Mark and Marilyn’s first child, Colin, was born in 1987, followed by Evan in 1990. They recall those early years fondly, especially adventures in the backcountry with their sons on their backs and crisp mountain air in their faces. Mark and Marilyn remain close to Colin and Evan, now grown and immersed in new endeavors. They take pride in the kind, considerate and hard working men they’ve become. “They’ve really turned in to cool people,” Mark says.
In 1993, Mark sold his practice to Focus Health Services, which later was acquired by Routt Memorial Hospital or Steamboat Springs Health Care Association. He remained as a staff physician until 2001, when he joined Kevin Borgerding and Lambert – who had returned to Steamboat – in buying back the practice. They renamed it Yampa Valley Medical Associates and set up shop at the new Yampa Valley Medical Center campus.
Medical puzzles fascinate Mark, who delves into deciphering complex ailments and infectious diseases. Since 2008, he has been the medical director of the infection prevention committee at YVMC. This year he joined hospital staff in celebrating Consumer Reports’ rating of the hospital as safest in the state – a ranking based in part on YVMC’s low infection rate. “It was pretty gratifying to receive that recognition,” he says. “A lot of blood, sweat and tears go into making the facility as good as it can be.”
Mark’s internal medicine work includes endoscopy. Versed in the procedure during his residency, he continued developing his skills through trainings, reading the medical literature and conferences. He now performs a large share of the endoscopies in Steamboat. Mark diligently stays abreast of the latest medical research and developments. Many mornings are spent on his treadmill, catching up on medical journals. “He works very, very hard to keep up his level of quality,” Marilyn says.
An Assistant Clinical Professor of Medicine through the University of Colorado School of Medicine, Mark has provided clinical instruction to medical students for more than 20 years. “I enjoy being around people who are enthusiastic about medicine, take it seriously and are willing to engage in discussions about it,” says Mark, who has earned several teaching awards, including recognitions by students for Teaching in Excellence.
Outside of work, Mark’s curiosity fuels hobbies including woodworking, photography and songwriting. A lifelong music lover, Mark played drums in a college band and has been honing his guitar skills. Every now and then he finds himself behind a drum set at a holiday party or as an “honorary member” of the local band Sundog. Mark deeply appreciates quality time with Marilyn – from evening guitar sessions to moonlight ski excursions – and is grateful for the wisdom and support she has provided throughout his career.
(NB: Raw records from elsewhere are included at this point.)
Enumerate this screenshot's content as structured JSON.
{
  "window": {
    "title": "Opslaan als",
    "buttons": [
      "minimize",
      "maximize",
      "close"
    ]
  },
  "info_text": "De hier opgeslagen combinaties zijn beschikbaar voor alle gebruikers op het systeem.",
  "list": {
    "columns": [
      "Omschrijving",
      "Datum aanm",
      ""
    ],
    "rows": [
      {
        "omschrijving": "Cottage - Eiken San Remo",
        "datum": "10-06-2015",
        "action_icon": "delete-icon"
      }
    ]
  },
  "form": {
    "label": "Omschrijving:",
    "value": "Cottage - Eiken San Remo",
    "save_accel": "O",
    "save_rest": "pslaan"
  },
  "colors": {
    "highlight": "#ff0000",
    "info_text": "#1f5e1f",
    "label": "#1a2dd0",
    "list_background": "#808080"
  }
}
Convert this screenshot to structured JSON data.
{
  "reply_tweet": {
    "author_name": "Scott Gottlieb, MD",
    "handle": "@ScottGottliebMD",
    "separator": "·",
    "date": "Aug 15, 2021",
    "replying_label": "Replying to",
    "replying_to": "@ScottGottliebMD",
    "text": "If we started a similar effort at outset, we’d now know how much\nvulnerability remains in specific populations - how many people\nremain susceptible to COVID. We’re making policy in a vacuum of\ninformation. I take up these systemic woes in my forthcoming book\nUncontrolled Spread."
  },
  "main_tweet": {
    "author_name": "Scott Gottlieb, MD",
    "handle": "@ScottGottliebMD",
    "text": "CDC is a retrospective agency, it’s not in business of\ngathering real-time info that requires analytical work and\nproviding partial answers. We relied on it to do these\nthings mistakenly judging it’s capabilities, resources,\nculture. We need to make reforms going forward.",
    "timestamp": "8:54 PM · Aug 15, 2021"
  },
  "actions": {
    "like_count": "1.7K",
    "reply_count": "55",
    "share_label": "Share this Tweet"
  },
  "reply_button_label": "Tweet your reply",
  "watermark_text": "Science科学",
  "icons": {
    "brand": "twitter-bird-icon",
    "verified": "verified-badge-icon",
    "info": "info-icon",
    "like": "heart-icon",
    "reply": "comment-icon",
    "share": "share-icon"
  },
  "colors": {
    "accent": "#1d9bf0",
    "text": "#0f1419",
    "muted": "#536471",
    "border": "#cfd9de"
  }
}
After three decades, the couple’s love for the Yampa Valley continues to grow. They enjoy travel but are more excited about the treasures they have yet to find in their backyard. “I find myself going to exotic places and fantasizing about hiking at home,” says Mark. Getting away from it all can be as simple as hiking through their property, spying moose and camping in their tee pee. About a half-mile up a trail behind their home sits a mountainside deck overlooking stunning views of Elk Park and Buffalo Pass. Every winter friends and neighbors strap on snowshoes and trek to a full moon party on the deck, which Mark constructed himself with beetle-kill lumber.
Mark McCaulley approaches his life’s work with integrity, intrigue and compassion. “I take solace in bringing as much expertise and support as is possible to bring to a case,” Mark says. “In that way, I feel I do as good a job as I can do.” We honor Mark for his dedication to his profession and patients. He is a present-day Doc Willett.